Rare corals such as Acropora humilis (the large finger-like coral in the foreground of the above photo) and Sinularia densa, a soft coral, are quite abundant on this reef. I have never seen either of these corals in the Main Hawaiian Islands.
Pocillopora meandrina heads surrounded by the soft coral Sinularia densa
Tiny red and black goatfish, chubs, large ulua, and school of curious Galapagos Sharks frequently visited us during each of our dives.
Megan and the shark
Diving within the Papahānaumokuākea Marine National Monumnet is an amazing and humbling experience. The reefs within the monument are the only reefs left that are virtually untouched by humans. I am so grateful and privileged to be allowed to conduct part my dissertation research on these pristine reefs. After spending over 48 hours underwater, diving operations for this cruise have official come to an end. The next two and a half days are spent transiting back home to Pearl Harbor. Please stay tuned for more updates on my research in the Main Hawaiian Islands. See you next year, Northwestern Hawaiian Islands!
The science team! Megan Donahue, Oscar Guadayol Roig, and Nyssa Silbiger
Nyssa Silbiger, our coxswain LTJR Adrienne Hopper, and Oscar Guadayol Roig

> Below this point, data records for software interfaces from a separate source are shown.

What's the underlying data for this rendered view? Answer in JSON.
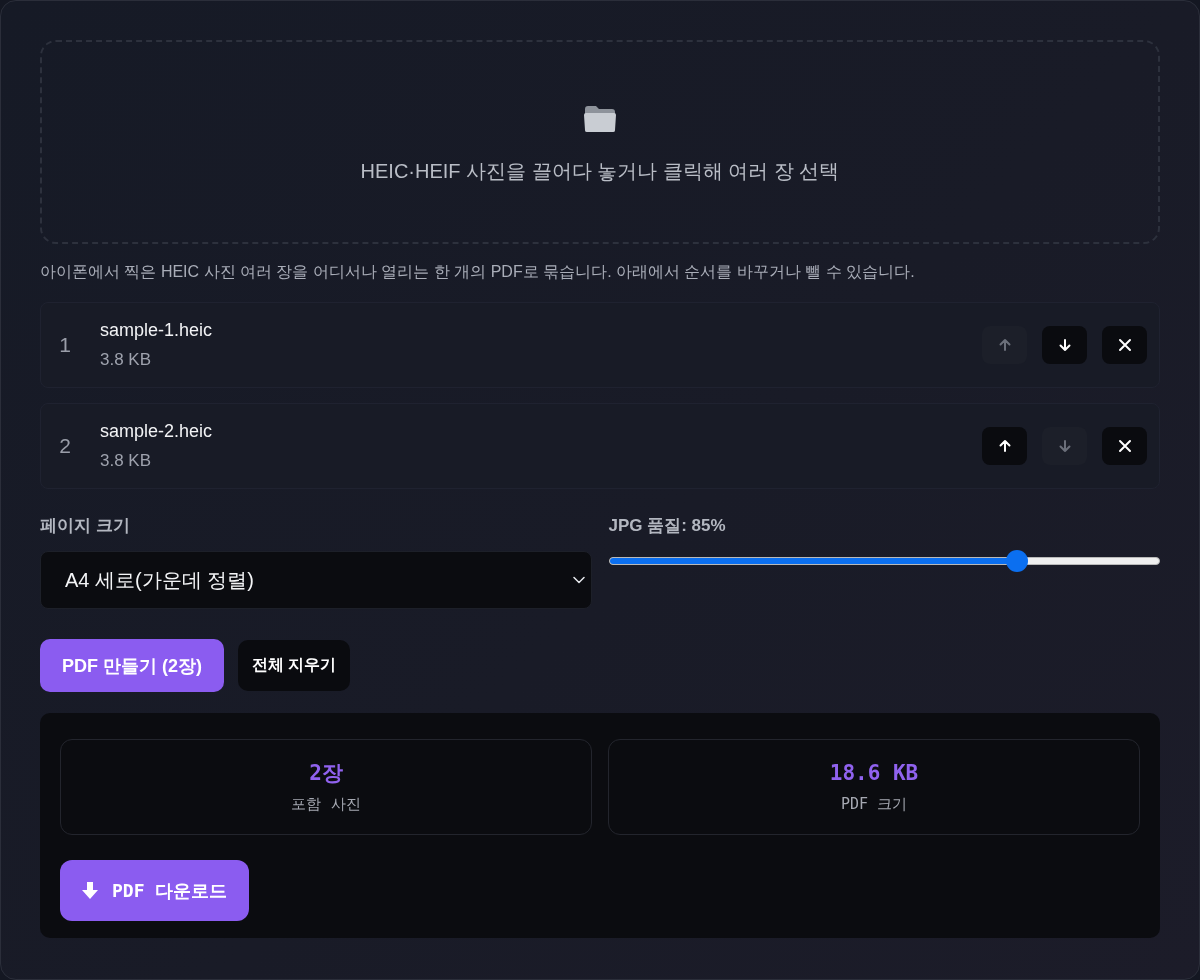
{
  "dropzone": {
    "text": "HEIC·HEIF 사진을 끌어다 놓거나 클릭해 여러 장 선택"
  },
  "description": "아이폰에서 찍은 HEIC 사진 여러 장을 어디서나 열리는 한 개의 PDF로 묶습니다. 아래에서 순서를 바꾸거나 뺄 수 있습니다.",
  "files": [
    {
      "number": "1",
      "name": "sample-1.heic",
      "size": "3.8 KB",
      "controls": [
        {
          "kind": "up",
          "disabled": true
        },
        {
          "kind": "down",
          "disabled": false
        },
        {
          "kind": "remove",
          "disabled": false
        }
      ]
    },
    {
      "number": "2",
      "name": "sample-2.heic",
      "size": "3.8 KB",
      "controls": [
        {
          "kind": "up",
          "disabled": false
        },
        {
          "kind": "down",
          "disabled": true
        },
        {
          "kind": "remove",
          "disabled": false
        }
      ]
    }
  ],
  "page_size": {
    "label": "페이지 크기",
    "value": "A4 세로(가운데 정렬)"
  },
  "quality": {
    "label": "JPG 품질: 85%",
    "level": 0.75
  },
  "actions": [
    {
      "label": "PDF 만들기 (2장)",
      "kind": "primary"
    },
    {
      "label": "전체 지우기",
      "kind": "secondary"
    }
  ],
  "result": {
    "stats": [
      {
        "value": "2장",
        "label": "포함 사진"
      },
      {
        "value": "18.6 KB",
        "label": "PDF 크기"
      }
    ],
    "download": {
      "label": "PDF 다운로드"
    }
  }
}
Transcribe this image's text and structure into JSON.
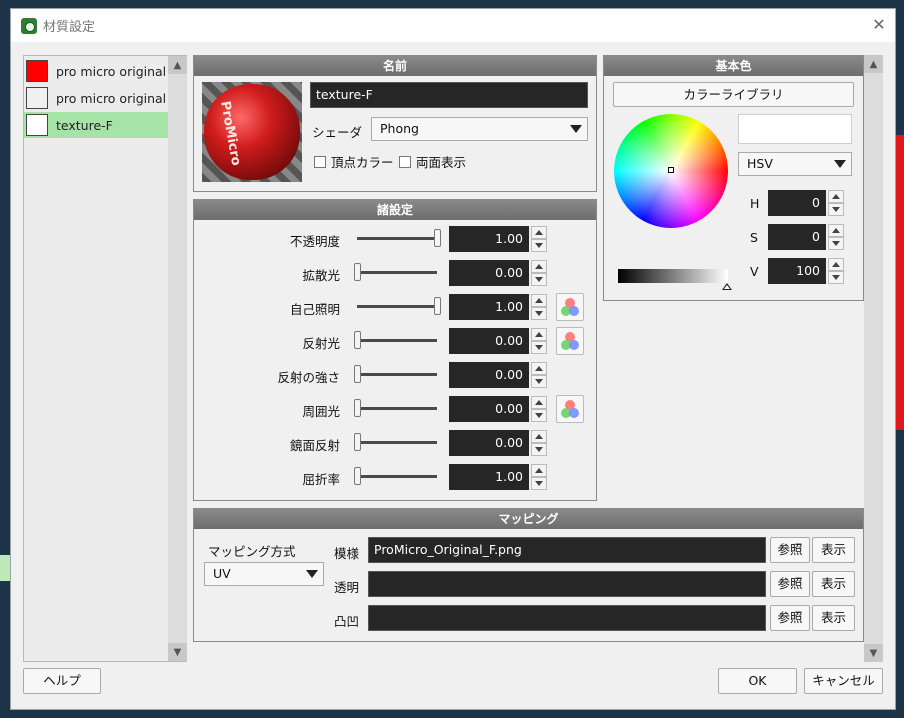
{
  "window": {
    "title": "材質設定",
    "close_glyph": "✕"
  },
  "materials": [
    {
      "label": "pro micro original r",
      "color": "#ff0000",
      "selected": false
    },
    {
      "label": "pro micro original s",
      "color": "#f0f0f0",
      "selected": false
    },
    {
      "label": "texture-F",
      "color": "#ffffff",
      "selected": true
    }
  ],
  "name_panel": {
    "header": "名前",
    "name_value": "texture-F",
    "shader_label": "シェーダ",
    "shader_value": "Phong",
    "vertex_color_label": "頂点カラー",
    "double_sided_label": "両面表示",
    "preview_text": "ProMicro"
  },
  "settings_panel": {
    "header": "諸設定",
    "rows": [
      {
        "label": "不透明度",
        "value": "1.00",
        "level": 1.0,
        "has_mix": false
      },
      {
        "label": "拡散光",
        "value": "0.00",
        "level": 0.0,
        "has_mix": false
      },
      {
        "label": "自己照明",
        "value": "1.00",
        "level": 1.0,
        "has_mix": true
      },
      {
        "label": "反射光",
        "value": "0.00",
        "level": 0.0,
        "has_mix": true
      },
      {
        "label": "反射の強さ",
        "value": "0.00",
        "level": 0.0,
        "has_mix": false
      },
      {
        "label": "周囲光",
        "value": "0.00",
        "level": 0.0,
        "has_mix": true
      },
      {
        "label": "鏡面反射",
        "value": "0.00",
        "level": 0.0,
        "has_mix": false
      },
      {
        "label": "屈折率",
        "value": "1.00",
        "level": 0.0,
        "has_mix": false
      }
    ]
  },
  "base_color_panel": {
    "header": "基本色",
    "library_button": "カラーライブラリ",
    "mode_value": "HSV",
    "preview_color": "#ffffff",
    "h_label": "H",
    "h_value": "0",
    "s_label": "S",
    "s_value": "0",
    "v_label": "V",
    "v_value": "100"
  },
  "mapping_panel": {
    "header": "マッピング",
    "method_label": "マッピング方式",
    "method_value": "UV",
    "rows": [
      {
        "label": "模様",
        "value": "ProMicro_Original_F.png",
        "browse": "参照",
        "show": "表示"
      },
      {
        "label": "透明",
        "value": "",
        "browse": "参照",
        "show": "表示"
      },
      {
        "label": "凸凹",
        "value": "",
        "browse": "参照",
        "show": "表示"
      }
    ]
  },
  "footer": {
    "help_button": "ヘルプ",
    "ok_button": "OK",
    "cancel_button": "キャンセル"
  }
}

Laysan was our final site for the water exchange study. We had three full days at Laysan which allowed us to get a “hole” lot done. 😉 The first day we spent quite a bit of time swimming and driving around to try to find just the right spot to deploy all 4 of our instruments. We found a great little shallow spot on the back reef, allowing us to get lots of bottom time (but leaving our poor coxswain all alone for hours at a time). On our first dive we were visited by 3 rather large and curious monk seals, but none of them were aggressive (I’m still sour about number 618).
Big Monk Seal at Laysan
On our second day we had a little bit of unwanted excitement when some of our line broke underwater. Luckily, our eagle-eyed coxswain caught it immediately and saved the day (and the instruments!). Methinks the culprit was the evil looking sea cucumber sitting next to the line… or maybe it got chaffed against some near-by rock. Nobody will ever really know.
Here are some more Laysan pictures to enjoy.